Suicide and suicide attempts are serious public health problems and issues of societal concern. Rates of suicide have been on the rise for more than a decade and the costs stretch well into the billions of dollars each year. While suicide is a rare outcome statistically, it has a far-reaching effect. Each of us likely interacts with suicide survivors and with those who think of suicide on a daily basis—at home, at work, and in our communities.
Suicide rates are highest among American Indian, Alaska Native, and White populations, consistent with national rates. However, these broad categorizations can mask lower or higher rates in certain subgroups.
As a healthcare professional, it isn’t easy to ask a patient about suicide. How you structure the interview and how you assess safety, lethality, and intent is important. Asking about and reducing a person’s access to lethal means can prevent a suicide.
Healthcare providers can be more effective understanding suicide warning signs and recognizing when a person is at imminent risk for self-harm. Understand that your patient may feel ashamed and stigmatized and may be reluctant to ask for help. Educating yourself about risk factors and the lethal objects that are commonly used in suicide attempts can help you identify when someone is at risk.
Because risk occurs on a continuum, assessment, management, and referrals are different for each situation. A number of barriers have affected our ability to reduce suicide in the U.S., including stigma, lack of access to mental illness treatment, and fear of discussing suicidal thoughts. Fortunately, suicide is preventable, and there has been some success with prevention programs, education, community support programs, and mental health management.
Pharmacologic treatment can include medications, addressing substance use disorders, and developing and monitoring a safety plan. Pharmacologic treatment may be helpful in managing underlying mental disorders and the danger of repeated or more dangerous self-directed violence.
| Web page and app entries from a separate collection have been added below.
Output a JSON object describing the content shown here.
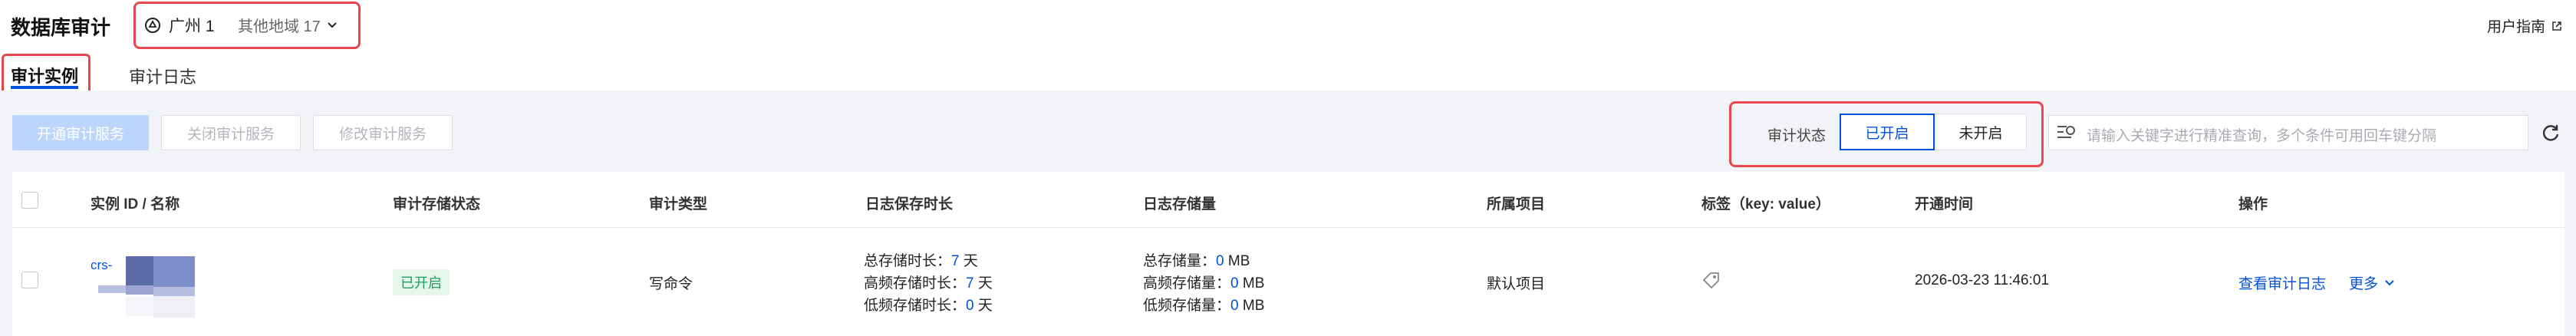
{
  "header": {
    "title": "数据库审计",
    "region": "广州 1",
    "other_regions": "其他地域 17",
    "user_guide": "用户指南"
  },
  "tabs": [
    {
      "label": "审计实例"
    },
    {
      "label": "审计日志"
    }
  ],
  "toolbar": {
    "enable_btn": "开通审计服务",
    "disable_btn": "关闭审计服务",
    "modify_btn": "修改审计服务",
    "status_label": "审计状态",
    "status_on": "已开启",
    "status_off": "未开启",
    "search_placeholder": "请输入关键字进行精准查询，多个条件可用回车键分隔"
  },
  "table": {
    "columns": [
      "实例 ID / 名称",
      "审计存储状态",
      "审计类型",
      "日志保存时长",
      "日志存储量",
      "所属项目",
      "标签（key: value）",
      "开通时间",
      "操作"
    ],
    "rows": [
      {
        "instance_id": "crs-",
        "storage_status": "已开启",
        "audit_type": "写命令",
        "total_retention_label": "总存储时长：",
        "total_retention_value": "7",
        "high_retention_label": "高频存储时长：",
        "high_retention_value": "7",
        "low_retention_label": "低频存储时长：",
        "low_retention_value": "0",
        "retention_unit": "天",
        "total_storage_label": "总存储量：",
        "total_storage_value": "0",
        "high_storage_label": "高频存储量：",
        "high_storage_value": "0",
        "low_storage_label": "低频存储量：",
        "low_storage_value": "0",
        "storage_unit": "MB",
        "project": "默认项目",
        "open_time": "2026-03-23 11:46:01",
        "action_view": "查看审计日志",
        "action_more": "更多"
      }
    ]
  },
  "colors": {
    "accent": "#0052d9",
    "highlight": "#e8474f",
    "success": "#1e9f5b"
  }
}
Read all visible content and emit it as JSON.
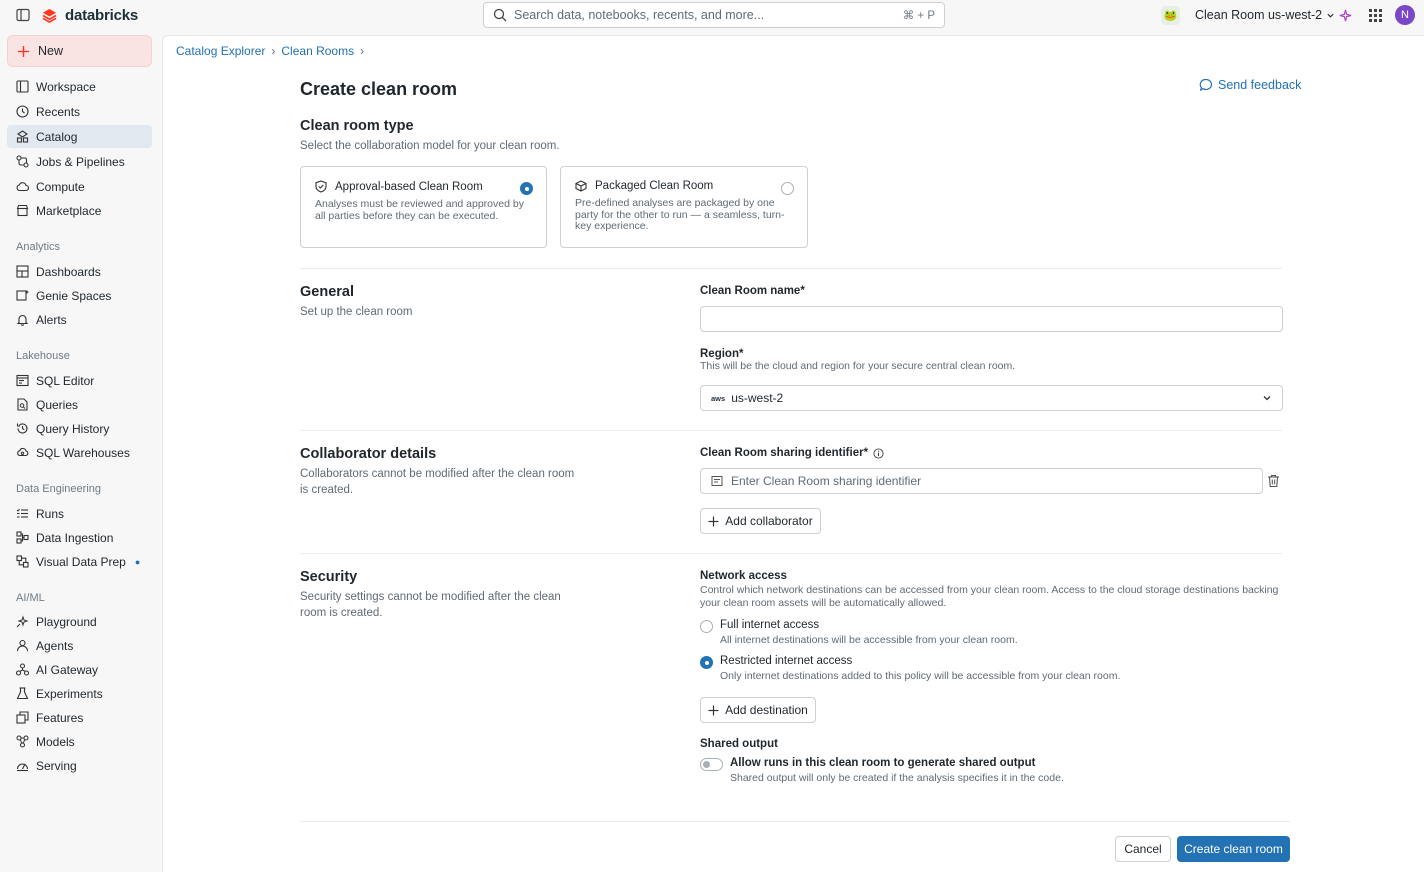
{
  "topbar": {
    "logo_text": "databricks",
    "search_placeholder": "Search data, notebooks, recents, and more...",
    "search_shortcut": "⌘ + P",
    "workspace_name": "Clean Room us-west-2",
    "avatar_initial": "N"
  },
  "sidebar": {
    "new_label": "New",
    "top_items": [
      "Workspace",
      "Recents",
      "Catalog",
      "Jobs & Pipelines",
      "Compute",
      "Marketplace"
    ],
    "analytics_title": "Analytics",
    "analytics_items": [
      "Dashboards",
      "Genie Spaces",
      "Alerts"
    ],
    "lakehouse_title": "Lakehouse",
    "lakehouse_items": [
      "SQL Editor",
      "Queries",
      "Query History",
      "SQL Warehouses"
    ],
    "data_engineering_title": "Data Engineering",
    "data_engineering_items": [
      "Runs",
      "Data Ingestion",
      "Visual Data Prep"
    ],
    "aiml_title": "AI/ML",
    "aiml_items": [
      "Playground",
      "Agents",
      "AI Gateway",
      "Experiments",
      "Features",
      "Models",
      "Serving"
    ],
    "active_item": "Catalog",
    "accent_color": "#2272b4"
  },
  "breadcrumb": [
    "Catalog Explorer",
    "Clean Rooms"
  ],
  "page": {
    "title": "Create clean room",
    "send_feedback": "Send feedback"
  },
  "type_section": {
    "title": "Clean room type",
    "subtitle": "Select the collaboration model for your clean room.",
    "options": [
      {
        "title": "Approval-based Clean Room",
        "description": "Analyses must be reviewed and approved by all parties before they can be executed.",
        "selected": true
      },
      {
        "title": "Packaged Clean Room",
        "description": "Pre-defined analyses are packaged by one party for the other to run — a seamless, turn-key experience.",
        "selected": false
      }
    ]
  },
  "general": {
    "title": "General",
    "subtitle": "Set up the clean room",
    "name_label": "Clean Room name*",
    "name_value": "",
    "region_label": "Region*",
    "region_help": "This will be the cloud and region for your secure central clean room.",
    "region_provider": "aws",
    "region_value": "us-west-2"
  },
  "collaborator": {
    "title": "Collaborator details",
    "subtitle": "Collaborators cannot be modified after the clean room is created.",
    "identifier_label": "Clean Room sharing identifier*",
    "identifier_placeholder": "Enter Clean Room sharing identifier",
    "add_collaborator": "Add collaborator"
  },
  "security": {
    "title": "Security",
    "subtitle": "Security settings cannot be modified after the clean room is created.",
    "network_title": "Network access",
    "network_help": "Control which network destinations can be accessed from your clean room. Access to the cloud storage destinations backing your clean room assets will be automatically allowed.",
    "options": [
      {
        "title": "Full internet access",
        "description": "All internet destinations will be accessible from your clean room.",
        "selected": false
      },
      {
        "title": "Restricted internet access",
        "description": "Only internet destinations added to this policy will be accessible from your clean room.",
        "selected": true
      }
    ],
    "add_destination": "Add destination",
    "shared_output_title": "Shared output",
    "shared_output_toggle": "Allow runs in this clean room to generate shared output",
    "shared_output_help": "Shared output will only be created if the analysis specifies it in the code.",
    "shared_output_enabled": false
  },
  "footer": {
    "cancel": "Cancel",
    "create": "Create clean room"
  }
}
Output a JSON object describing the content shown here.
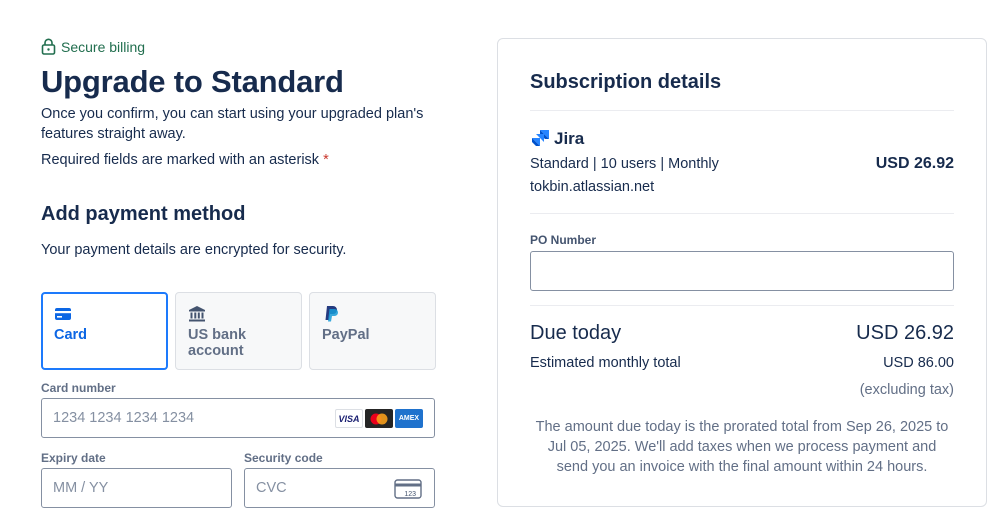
{
  "header": {
    "secure_label": "Secure billing",
    "title": "Upgrade to Standard",
    "intro": "Once you confirm, you can start using your upgraded plan's features straight away.",
    "required_note": "Required fields are marked with an asterisk",
    "asterisk": "*"
  },
  "payment": {
    "title": "Add payment method",
    "subtitle": "Your payment details are encrypted for security.",
    "tabs": [
      {
        "label": "Card",
        "icon": "credit-card-icon",
        "active": true
      },
      {
        "label": "US bank account",
        "icon": "bank-icon",
        "active": false
      },
      {
        "label": "PayPal",
        "icon": "paypal-icon",
        "active": false
      }
    ],
    "card_number": {
      "label": "Card number",
      "placeholder": "1234 1234 1234 1234",
      "brands": [
        "VISA",
        "Mastercard",
        "AMEX"
      ]
    },
    "expiry": {
      "label": "Expiry date",
      "placeholder": "MM / YY"
    },
    "security_code": {
      "label": "Security code",
      "placeholder": "CVC",
      "icon": "cvc-card-icon",
      "icon_text": "123"
    }
  },
  "subscription": {
    "title": "Subscription details",
    "product": "Jira",
    "plan": "Standard | 10 users | Monthly",
    "plan_price": "USD 26.92",
    "site": "tokbin.atlassian.net",
    "po_label": "PO Number",
    "po_value": "",
    "due_label": "Due today",
    "due_amount": "USD 26.92",
    "estimate_label": "Estimated monthly total",
    "estimate_amount": "USD 86.00",
    "tax_note": "(excluding tax)",
    "fine_print": "The amount due today is the prorated total from Sep 26, 2025 to Jul 05, 2025. We'll add taxes when we process payment and send you an invoice with the final amount within 24 hours."
  },
  "colors": {
    "accent": "#0c66e4",
    "secure_green": "#216e4e",
    "text": "#172b4d",
    "subtle_text": "#626f86",
    "required_red": "#c9372c"
  }
}
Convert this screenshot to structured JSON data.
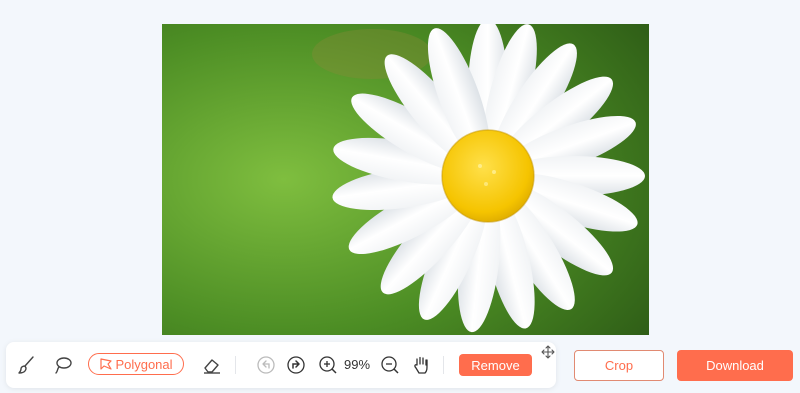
{
  "canvas": {
    "image_subject": "white daisy flower with yellow center on green background"
  },
  "toolbar": {
    "brush_icon": "brush-icon",
    "lasso_icon": "lasso-icon",
    "polygonal_label": "Polygonal",
    "polygonal_icon": "polygonal-icon",
    "eraser_icon": "eraser-icon",
    "undo_icon": "undo-icon",
    "redo_icon": "redo-icon",
    "zoom_in_icon": "zoom-in-icon",
    "zoom_level": "99%",
    "zoom_out_icon": "zoom-out-icon",
    "hand_icon": "hand-icon",
    "remove_label": "Remove"
  },
  "actions": {
    "crop_label": "Crop",
    "download_label": "Download"
  },
  "colors": {
    "accent": "#ff6d4d",
    "background": "#f3f7fc"
  }
}
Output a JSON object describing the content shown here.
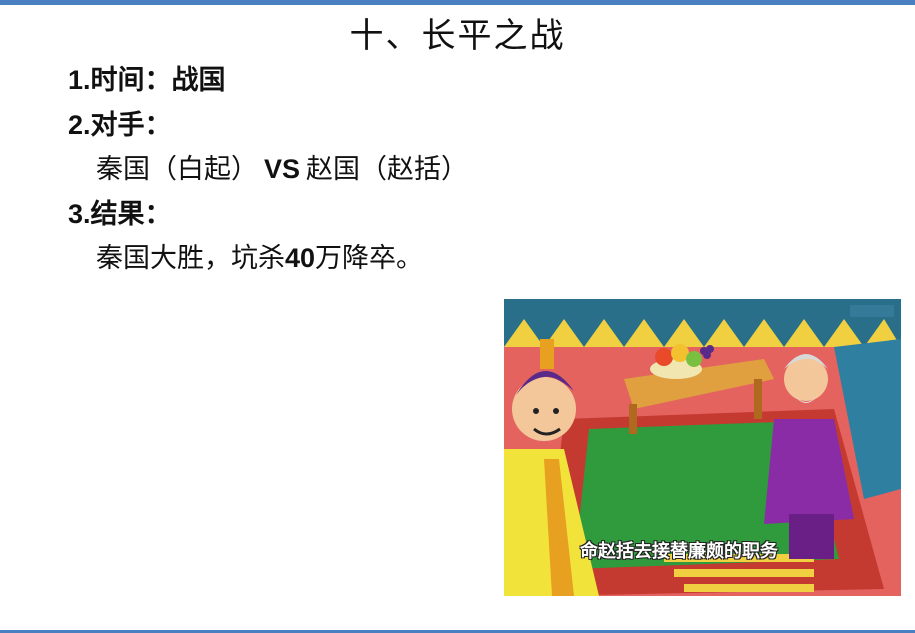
{
  "slide": {
    "title": "十、长平之战",
    "items": [
      {
        "num": "1.",
        "label": "时间：",
        "value": "战国"
      },
      {
        "num": "2.",
        "label": "对手："
      },
      {
        "num": "3.",
        "label": "结果："
      }
    ],
    "opponents": {
      "side_a": "秦国（白起）",
      "vs": "VS",
      "side_b": "赵国（赵括）"
    },
    "result_text": "秦国大胜，坑杀",
    "result_number": "40",
    "result_tail": "万降卒。"
  },
  "image": {
    "subtitle": "命赵括去接替廉颇的职务"
  },
  "colors": {
    "accent_bar": "#4a7fc1",
    "background_red": "#e4635f",
    "carpet_green": "#2f9b3c",
    "robe_yellow": "#f2e33a",
    "robe_purple": "#8a2ca6"
  }
}
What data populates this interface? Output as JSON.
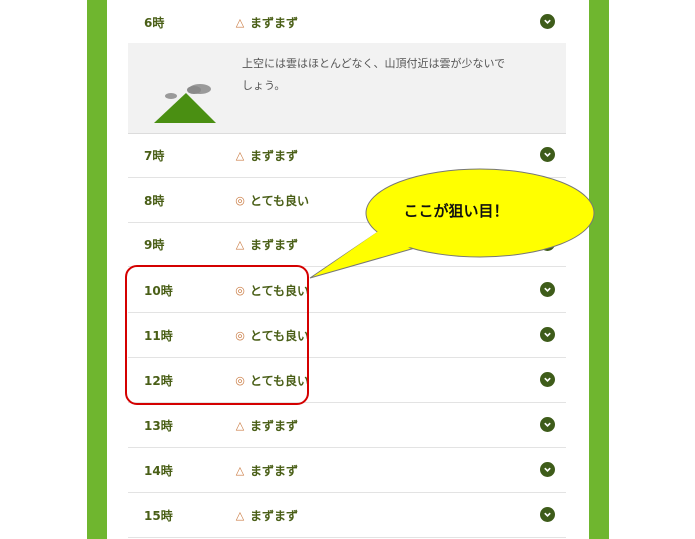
{
  "rows_top": [
    {
      "hour": "6時",
      "mark": "△",
      "condition": "まずまず"
    }
  ],
  "detail": {
    "text": "上空には雲はほとんどなく、山頂付近は雲が少ないでしょう。"
  },
  "rows": [
    {
      "hour": "7時",
      "mark": "△",
      "condition": "まずまず"
    },
    {
      "hour": "8時",
      "mark": "◎",
      "condition": "とても良い"
    },
    {
      "hour": "9時",
      "mark": "△",
      "condition": "まずまず"
    },
    {
      "hour": "10時",
      "mark": "◎",
      "condition": "とても良い"
    },
    {
      "hour": "11時",
      "mark": "◎",
      "condition": "とても良い"
    },
    {
      "hour": "12時",
      "mark": "◎",
      "condition": "とても良い"
    },
    {
      "hour": "13時",
      "mark": "△",
      "condition": "まずまず"
    },
    {
      "hour": "14時",
      "mark": "△",
      "condition": "まずまず"
    },
    {
      "hour": "15時",
      "mark": "△",
      "condition": "まずまず"
    }
  ],
  "callout": {
    "text": "ここが狙い目！"
  },
  "colors": {
    "frame_green": "#6fb62f",
    "text_green": "#4a5f17",
    "highlight_red": "#d40000",
    "bubble_yellow": "#ffff00"
  }
}
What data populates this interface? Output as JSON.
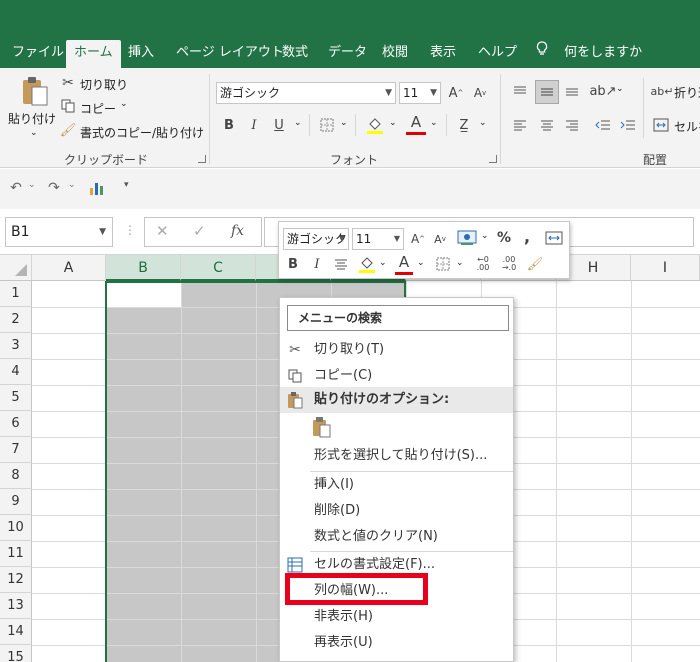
{
  "tabs": [
    "ファイル",
    "ホーム",
    "挿入",
    "ページ レイアウト",
    "数式",
    "データ",
    "校閲",
    "表示",
    "ヘルプ"
  ],
  "tell_me": "何をしますか",
  "ribbon": {
    "clipboard": {
      "paste": "貼り付け",
      "cut": "切り取り",
      "copy": "コピー",
      "format_painter": "書式のコピー/貼り付け",
      "label": "クリップボード"
    },
    "font": {
      "font_name": "游ゴシック",
      "font_size": "11",
      "bold": "B",
      "italic": "I",
      "underline": "U",
      "font_color_letter": "A",
      "label": "フォント"
    },
    "alignment": {
      "wrap": "折り返",
      "merge": "セルを",
      "label": "配置"
    }
  },
  "name_box": "B1",
  "fx": "fx",
  "columns": [
    "A",
    "B",
    "C",
    "",
    "",
    "",
    "H",
    "I"
  ],
  "rows": [
    "1",
    "2",
    "3",
    "4",
    "5",
    "6",
    "7",
    "8",
    "9",
    "10",
    "11",
    "12",
    "13",
    "14",
    "15"
  ],
  "mini_toolbar": {
    "font_name": "游ゴシック",
    "font_size": "11",
    "percent": "%",
    "comma": ",",
    "bold": "B",
    "italic": "I",
    "font_color_letter": "A"
  },
  "context_menu": {
    "search": "メニューの検索",
    "cut": "切り取り(T)",
    "copy": "コピー(C)",
    "paste_options": "貼り付けのオプション:",
    "paste_special": "形式を選択して貼り付け(S)...",
    "insert": "挿入(I)",
    "delete": "削除(D)",
    "clear": "数式と値のクリア(N)",
    "format_cells": "セルの書式設定(F)...",
    "column_width": "列の幅(W)...",
    "hide": "非表示(H)",
    "unhide": "再表示(U)"
  },
  "colors": {
    "excel_green": "#217346",
    "highlight_red": "#e8001c",
    "selection_gray": "#c7c7c7"
  }
}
Peer support, community engagement and intervention programs, and tribal programs have had success in addressing and reducing the impact of suicide in our communities. Within these programs, as well as the larger medical community, continuity of care has proven to be a critical component of suicide prevention programs.
Military personnel and veterans are at higher risk than the general population for suicidal ideation and suicide. Research has indicated that safe storage of guns, addressing depression and PTSD, and encouraging participation in health-promoting behaviors can reduce suicide in this populations.
Finally, the Veterans Crisis Line and the newly launched 988 Crisis Line provide critical support for people experiencing a psychological crisis that might lead to suicide.